In my scouring the internet for the above card game, I eventually remembered to try the official Tetris site, where I’d forgotten they do occasionally post some pretty interesting Tetris related news items. Some quick links to things I missed in the last year or so since I’d been on there:

Visit the Kotaku post for videos of both of the new board/card games in action.

Game Center Match-3 Mania!

Game Center games are starting to pour in, and today I stumbled onto the (true**) first Match-3 game I’d seen, (although I don’t think it was the first one on there), called GeoBlocks. I’m going to talk about that, and then I’ll also talk about the second match-3 game I played with Game Center integration, Squaree, and I will actually go so far as to say that Squaree is my new favorite Match-3 game! As of this writing, both GeoBlocks and Squaree are FREE in the app store, so get ’em while they’re hot.

I played GeoBlocks for quite a while, trying to get the next achievement. It’s a pretty standard match-3, with level progression based on the number of matches you’ve gotten in all the colors. In fact, that’s one of the only really interesting aspects of the game… to score really big, you actually want to try NOT to progress, so you can rack up points before the timer (white line at the bottom of the screen) gets going so fast that you don’t have time to think before you match.

I made a note to myself to add GeoBlocks to my spreadsheet listing Match-3 games for the iPhone, and I actually went one step further than that, and added a column indicating whether the game has Game Center integration. I suppose now that I’ve done that, I should really add another column for OpenFeint. Maybe I’ll do that some other time and actually go through all the games listed to see which have which features.

So then I went looking to see if there were other Match-3 games with Game Center, and I found Jewel Craft in the featured list.
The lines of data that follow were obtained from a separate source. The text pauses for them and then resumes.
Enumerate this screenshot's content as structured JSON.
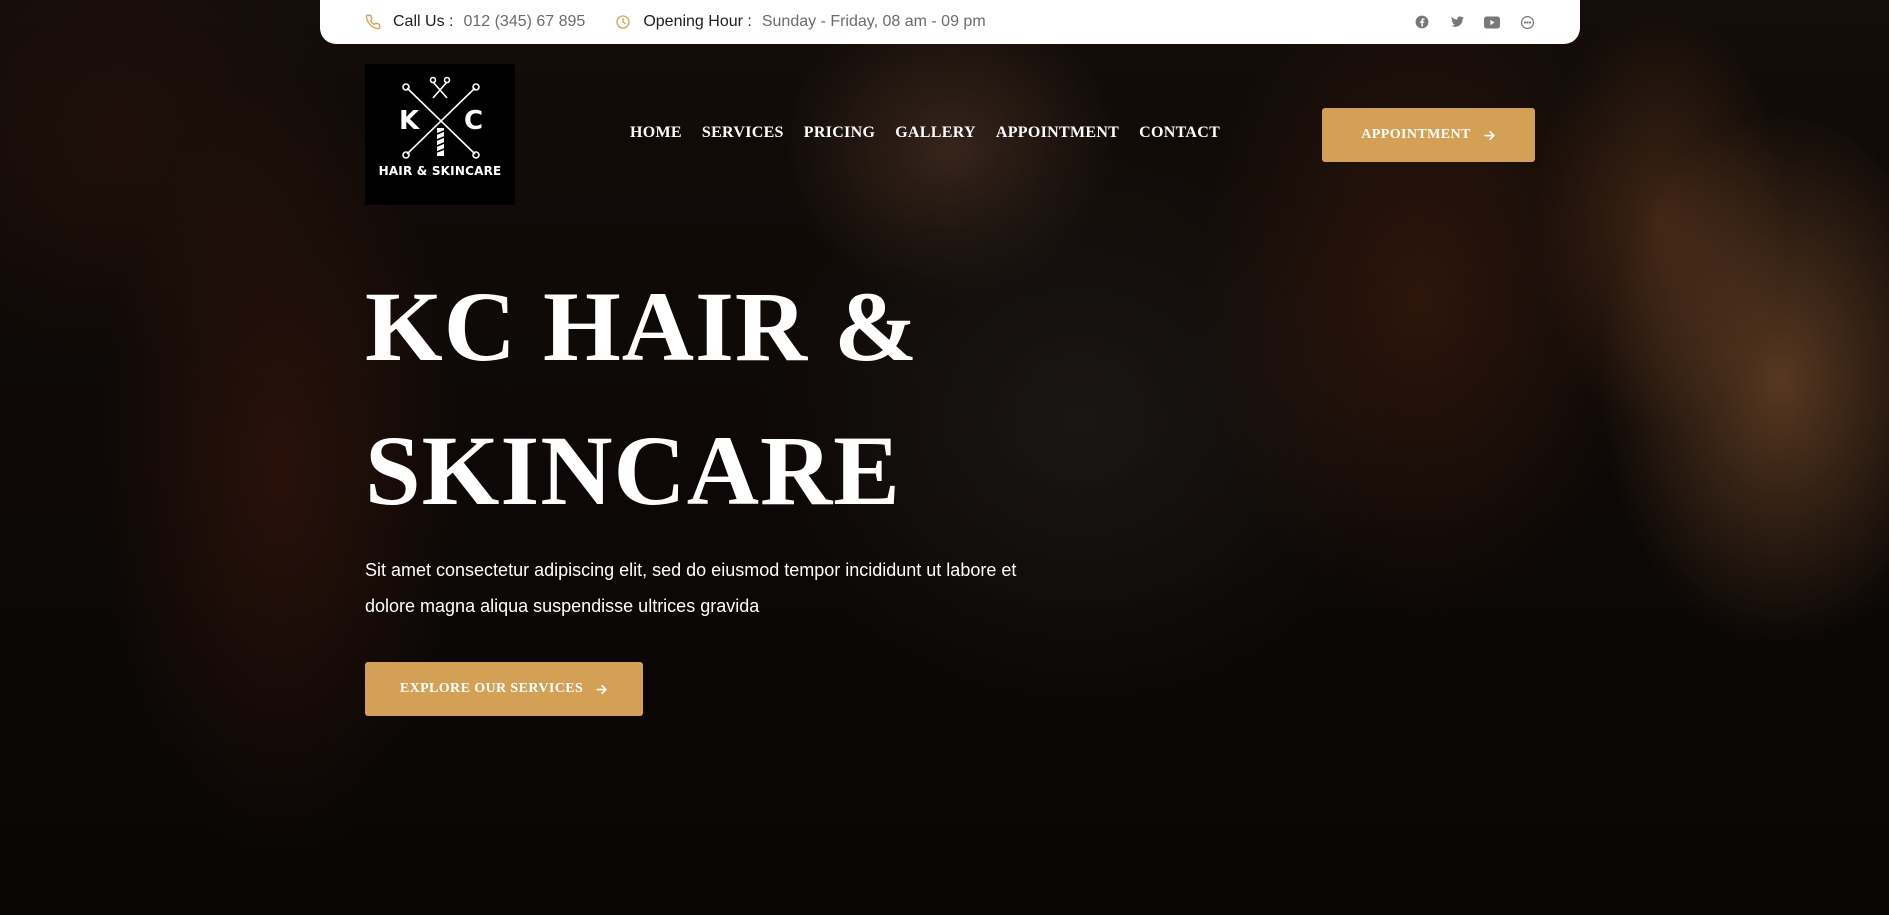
{
  "topbar": {
    "call_label": "Call Us :",
    "call_value": "012 (345) 67 895",
    "hours_label": "Opening Hour :",
    "hours_value": "Sunday - Friday, 08 am - 09 pm",
    "icon_color": "#d4a056",
    "socials": [
      "facebook-icon",
      "twitter-icon",
      "youtube-icon",
      "messenger-icon"
    ]
  },
  "logo": {
    "letter_left": "K",
    "letter_right": "C",
    "tagline": "HAIR & SKINCARE"
  },
  "nav": {
    "items": [
      "HOME",
      "SERVICES",
      "PRICING",
      "GALLERY",
      "APPOINTMENT",
      "CONTACT"
    ]
  },
  "header": {
    "appointment_label": "APPOINTMENT"
  },
  "hero": {
    "title_line1": "KC HAIR &",
    "title_line2": "SKINCARE",
    "description": "Sit amet consectetur adipiscing elit, sed do eiusmod tempor incididunt ut labore et dolore magna aliqua suspendisse ultrices gravida",
    "cta_label": "EXPLORE OUR SERVICES"
  },
  "colors": {
    "accent": "#d4a056",
    "text_light": "#ffffff",
    "topbar_bg": "#ffffff"
  }
}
I wasn’t about to shell out $3 for another Match-3 game though, (especially when I just played a perfectly decent one for free). That got me thinking about what other free Game Center games there might be out there, so I searched App Shopper for “game center”, and sorted by price. That was when I found Squaree.

Squaree doesn’t really look like much, and (as is common when I go app shopping) at first I didn’t even play it, just downloaded it to check out later. But I soon grew tired of scanning through all the crap in that AppShopper search, and Squaree was either the first or second app I opened up to check out.
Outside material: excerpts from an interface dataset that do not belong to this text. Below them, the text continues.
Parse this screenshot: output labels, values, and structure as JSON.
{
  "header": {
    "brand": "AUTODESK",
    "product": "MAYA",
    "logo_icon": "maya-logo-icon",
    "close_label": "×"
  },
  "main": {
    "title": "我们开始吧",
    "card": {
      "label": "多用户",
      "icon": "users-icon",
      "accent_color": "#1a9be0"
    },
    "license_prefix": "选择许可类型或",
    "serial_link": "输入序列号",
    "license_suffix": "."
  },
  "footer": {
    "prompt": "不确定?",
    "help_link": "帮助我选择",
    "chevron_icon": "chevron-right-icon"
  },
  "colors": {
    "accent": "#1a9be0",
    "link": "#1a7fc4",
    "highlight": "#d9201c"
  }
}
It’s match-3, definitely, but the way you get your squares is pretty unique. There is a board with a whole bunch of grayed out pieces. Tapping a piece causes un-gray, and for it to fall all the way to the bottom of the board (or until it hits another solid piece). Get three of the same color to match, and two of them disappear, but the third turns into a “locked” piece. Match four pieces and you get a X2 piece remaining, and if you match 5, you get a piece that, when matched, removes all solid pieces of that color from the gameboard.

This is pretty much all you need to know to get started playing Squaree. It’s simple, yes, but I had a lot of fun with it, and I’ll definitely be playing more of it in the next few days. There are two game modes, but only the “Challenge” mode has a high score list. That list is extremely short right now, and I’m hoping to make it to the top with some practice in the next few days. My only disappointment was finding out that there aren’t any Achievements. I wish I could add yet to the end of that statement. :)
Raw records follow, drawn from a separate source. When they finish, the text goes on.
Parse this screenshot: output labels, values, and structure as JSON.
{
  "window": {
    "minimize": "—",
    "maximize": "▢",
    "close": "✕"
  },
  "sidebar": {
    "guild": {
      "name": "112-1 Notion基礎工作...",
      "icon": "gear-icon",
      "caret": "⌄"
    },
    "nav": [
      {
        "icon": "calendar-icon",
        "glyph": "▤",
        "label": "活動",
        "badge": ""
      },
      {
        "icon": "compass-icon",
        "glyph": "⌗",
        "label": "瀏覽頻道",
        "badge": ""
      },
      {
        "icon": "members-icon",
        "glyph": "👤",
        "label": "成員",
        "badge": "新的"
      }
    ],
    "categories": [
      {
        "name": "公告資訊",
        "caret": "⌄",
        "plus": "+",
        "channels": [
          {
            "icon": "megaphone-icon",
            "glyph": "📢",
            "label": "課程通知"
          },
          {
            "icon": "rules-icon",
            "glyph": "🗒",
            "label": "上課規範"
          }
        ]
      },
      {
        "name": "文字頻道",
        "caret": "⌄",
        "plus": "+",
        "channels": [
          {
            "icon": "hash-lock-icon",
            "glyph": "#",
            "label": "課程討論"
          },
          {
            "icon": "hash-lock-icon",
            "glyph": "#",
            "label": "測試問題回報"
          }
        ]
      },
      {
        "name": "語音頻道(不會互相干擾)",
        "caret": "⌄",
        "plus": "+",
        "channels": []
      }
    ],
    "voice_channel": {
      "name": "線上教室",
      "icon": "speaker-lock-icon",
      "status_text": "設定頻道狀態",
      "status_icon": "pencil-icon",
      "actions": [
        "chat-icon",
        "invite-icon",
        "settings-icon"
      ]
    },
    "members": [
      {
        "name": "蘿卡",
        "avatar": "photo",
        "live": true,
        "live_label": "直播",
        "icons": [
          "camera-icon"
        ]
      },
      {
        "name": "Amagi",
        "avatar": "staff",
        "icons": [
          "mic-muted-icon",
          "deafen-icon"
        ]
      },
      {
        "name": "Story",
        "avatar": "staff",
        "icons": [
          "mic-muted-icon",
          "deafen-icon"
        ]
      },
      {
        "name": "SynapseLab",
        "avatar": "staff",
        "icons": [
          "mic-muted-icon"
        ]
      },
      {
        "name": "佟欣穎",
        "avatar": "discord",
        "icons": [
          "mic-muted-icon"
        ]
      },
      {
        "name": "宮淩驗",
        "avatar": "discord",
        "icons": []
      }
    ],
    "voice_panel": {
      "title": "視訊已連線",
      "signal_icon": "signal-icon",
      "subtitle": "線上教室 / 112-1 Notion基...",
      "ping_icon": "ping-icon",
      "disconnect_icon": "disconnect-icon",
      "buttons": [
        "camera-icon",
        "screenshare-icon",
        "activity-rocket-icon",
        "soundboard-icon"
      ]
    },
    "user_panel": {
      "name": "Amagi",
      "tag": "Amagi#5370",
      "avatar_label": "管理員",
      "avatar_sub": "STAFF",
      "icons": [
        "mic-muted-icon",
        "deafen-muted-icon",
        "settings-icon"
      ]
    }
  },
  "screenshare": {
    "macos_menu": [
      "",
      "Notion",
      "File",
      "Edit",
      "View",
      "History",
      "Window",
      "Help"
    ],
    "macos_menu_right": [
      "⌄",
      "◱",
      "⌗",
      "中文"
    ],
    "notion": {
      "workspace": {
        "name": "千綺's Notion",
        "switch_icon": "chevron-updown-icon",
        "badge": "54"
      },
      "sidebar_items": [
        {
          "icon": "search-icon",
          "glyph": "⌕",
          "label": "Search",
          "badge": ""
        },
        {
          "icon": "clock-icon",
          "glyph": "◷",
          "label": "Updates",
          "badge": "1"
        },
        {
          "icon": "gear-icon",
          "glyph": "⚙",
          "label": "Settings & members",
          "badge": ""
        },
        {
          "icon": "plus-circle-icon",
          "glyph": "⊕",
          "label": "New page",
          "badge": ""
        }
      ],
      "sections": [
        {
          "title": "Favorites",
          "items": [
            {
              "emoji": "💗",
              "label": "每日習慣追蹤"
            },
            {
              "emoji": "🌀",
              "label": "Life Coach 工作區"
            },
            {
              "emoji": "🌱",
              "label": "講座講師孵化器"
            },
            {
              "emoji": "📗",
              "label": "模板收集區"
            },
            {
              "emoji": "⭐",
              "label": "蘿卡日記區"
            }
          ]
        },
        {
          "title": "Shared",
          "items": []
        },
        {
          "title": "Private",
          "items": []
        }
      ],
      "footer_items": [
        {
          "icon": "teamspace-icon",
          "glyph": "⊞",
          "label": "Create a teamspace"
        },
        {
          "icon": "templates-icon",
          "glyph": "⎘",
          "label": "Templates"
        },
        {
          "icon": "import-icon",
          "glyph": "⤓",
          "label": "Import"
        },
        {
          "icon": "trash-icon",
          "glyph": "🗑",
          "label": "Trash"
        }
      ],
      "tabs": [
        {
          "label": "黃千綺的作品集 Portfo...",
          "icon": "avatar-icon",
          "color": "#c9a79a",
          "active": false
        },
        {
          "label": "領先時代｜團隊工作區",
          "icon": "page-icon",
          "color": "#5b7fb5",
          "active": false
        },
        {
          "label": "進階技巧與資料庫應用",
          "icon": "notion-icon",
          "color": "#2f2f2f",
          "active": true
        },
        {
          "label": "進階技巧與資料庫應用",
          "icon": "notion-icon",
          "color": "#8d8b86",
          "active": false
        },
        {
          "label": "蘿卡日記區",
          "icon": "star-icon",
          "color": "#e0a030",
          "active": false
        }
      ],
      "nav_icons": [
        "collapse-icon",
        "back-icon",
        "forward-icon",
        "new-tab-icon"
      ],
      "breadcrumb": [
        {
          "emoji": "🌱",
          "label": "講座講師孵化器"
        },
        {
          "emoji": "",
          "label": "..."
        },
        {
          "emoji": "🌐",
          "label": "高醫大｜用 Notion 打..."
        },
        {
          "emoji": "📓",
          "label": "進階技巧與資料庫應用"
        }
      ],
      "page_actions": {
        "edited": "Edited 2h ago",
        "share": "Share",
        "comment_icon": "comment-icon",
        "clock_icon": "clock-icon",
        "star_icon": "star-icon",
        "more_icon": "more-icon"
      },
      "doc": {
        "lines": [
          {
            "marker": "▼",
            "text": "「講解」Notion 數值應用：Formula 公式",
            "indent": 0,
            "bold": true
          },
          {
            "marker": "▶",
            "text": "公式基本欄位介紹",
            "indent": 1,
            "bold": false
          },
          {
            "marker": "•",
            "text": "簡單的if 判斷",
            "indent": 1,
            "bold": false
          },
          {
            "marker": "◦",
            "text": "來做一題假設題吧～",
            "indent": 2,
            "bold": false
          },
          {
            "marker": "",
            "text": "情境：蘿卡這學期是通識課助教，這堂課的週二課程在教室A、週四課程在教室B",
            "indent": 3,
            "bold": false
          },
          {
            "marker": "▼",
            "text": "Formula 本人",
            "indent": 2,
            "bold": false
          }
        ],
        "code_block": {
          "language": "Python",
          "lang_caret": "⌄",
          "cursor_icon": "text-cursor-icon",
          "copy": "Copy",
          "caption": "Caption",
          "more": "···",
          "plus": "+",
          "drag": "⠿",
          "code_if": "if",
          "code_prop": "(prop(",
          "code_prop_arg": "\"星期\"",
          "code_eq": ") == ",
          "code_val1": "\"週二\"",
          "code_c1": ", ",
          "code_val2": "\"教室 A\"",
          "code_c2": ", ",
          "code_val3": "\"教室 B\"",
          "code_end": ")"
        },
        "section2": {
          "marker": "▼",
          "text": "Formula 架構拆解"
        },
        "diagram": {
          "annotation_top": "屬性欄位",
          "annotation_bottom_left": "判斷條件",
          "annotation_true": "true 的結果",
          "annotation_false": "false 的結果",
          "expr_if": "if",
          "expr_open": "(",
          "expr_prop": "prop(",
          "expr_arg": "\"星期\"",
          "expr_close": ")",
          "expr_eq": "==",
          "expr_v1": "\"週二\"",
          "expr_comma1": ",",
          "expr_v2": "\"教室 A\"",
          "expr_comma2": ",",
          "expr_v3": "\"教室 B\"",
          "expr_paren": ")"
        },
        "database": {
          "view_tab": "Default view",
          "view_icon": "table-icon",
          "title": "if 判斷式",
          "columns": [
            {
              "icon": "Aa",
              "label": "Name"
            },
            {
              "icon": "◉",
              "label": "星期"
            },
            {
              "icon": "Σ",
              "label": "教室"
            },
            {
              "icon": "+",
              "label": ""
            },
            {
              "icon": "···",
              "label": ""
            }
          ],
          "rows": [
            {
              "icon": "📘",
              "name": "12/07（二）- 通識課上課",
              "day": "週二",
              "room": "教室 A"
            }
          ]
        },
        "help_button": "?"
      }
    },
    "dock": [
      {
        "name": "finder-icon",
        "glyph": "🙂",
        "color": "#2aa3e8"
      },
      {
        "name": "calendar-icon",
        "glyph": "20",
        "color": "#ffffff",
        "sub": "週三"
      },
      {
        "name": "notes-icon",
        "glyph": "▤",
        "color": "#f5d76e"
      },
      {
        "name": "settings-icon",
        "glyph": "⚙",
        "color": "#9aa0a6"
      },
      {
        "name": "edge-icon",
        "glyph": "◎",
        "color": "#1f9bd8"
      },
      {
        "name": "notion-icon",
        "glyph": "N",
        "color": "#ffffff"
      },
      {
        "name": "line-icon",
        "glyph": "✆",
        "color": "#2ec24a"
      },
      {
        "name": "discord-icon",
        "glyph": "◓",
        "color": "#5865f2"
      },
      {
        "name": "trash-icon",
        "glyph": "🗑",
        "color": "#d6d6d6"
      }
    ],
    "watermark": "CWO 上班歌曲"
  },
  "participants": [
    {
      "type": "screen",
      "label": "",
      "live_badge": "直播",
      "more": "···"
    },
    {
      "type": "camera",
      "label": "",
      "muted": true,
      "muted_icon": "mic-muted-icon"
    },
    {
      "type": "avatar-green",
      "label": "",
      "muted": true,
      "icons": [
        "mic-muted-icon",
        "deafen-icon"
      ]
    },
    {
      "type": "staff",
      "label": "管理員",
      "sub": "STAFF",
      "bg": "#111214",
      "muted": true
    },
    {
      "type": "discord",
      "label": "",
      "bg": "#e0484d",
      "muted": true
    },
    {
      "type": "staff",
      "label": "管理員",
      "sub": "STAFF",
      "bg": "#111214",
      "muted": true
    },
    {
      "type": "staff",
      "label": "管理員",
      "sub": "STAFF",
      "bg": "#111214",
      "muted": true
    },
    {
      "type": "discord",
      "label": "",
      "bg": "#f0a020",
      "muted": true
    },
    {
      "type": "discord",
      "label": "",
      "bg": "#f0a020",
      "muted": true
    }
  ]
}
**Note that both Azkend and Dice Match had Game Center the day after its launch. They are both solidly in the Match-3 category, but neither has the swap-to-remove mechanic. Both are the kind where the matches already exist and you have to choose which one to remove. (Think Same Game rather than Bejeweled, but you have to touch all the pieces you want to remove.) It would be interesting to write another post comparing and contrasting those two games, but I’m pretty much done for the evening.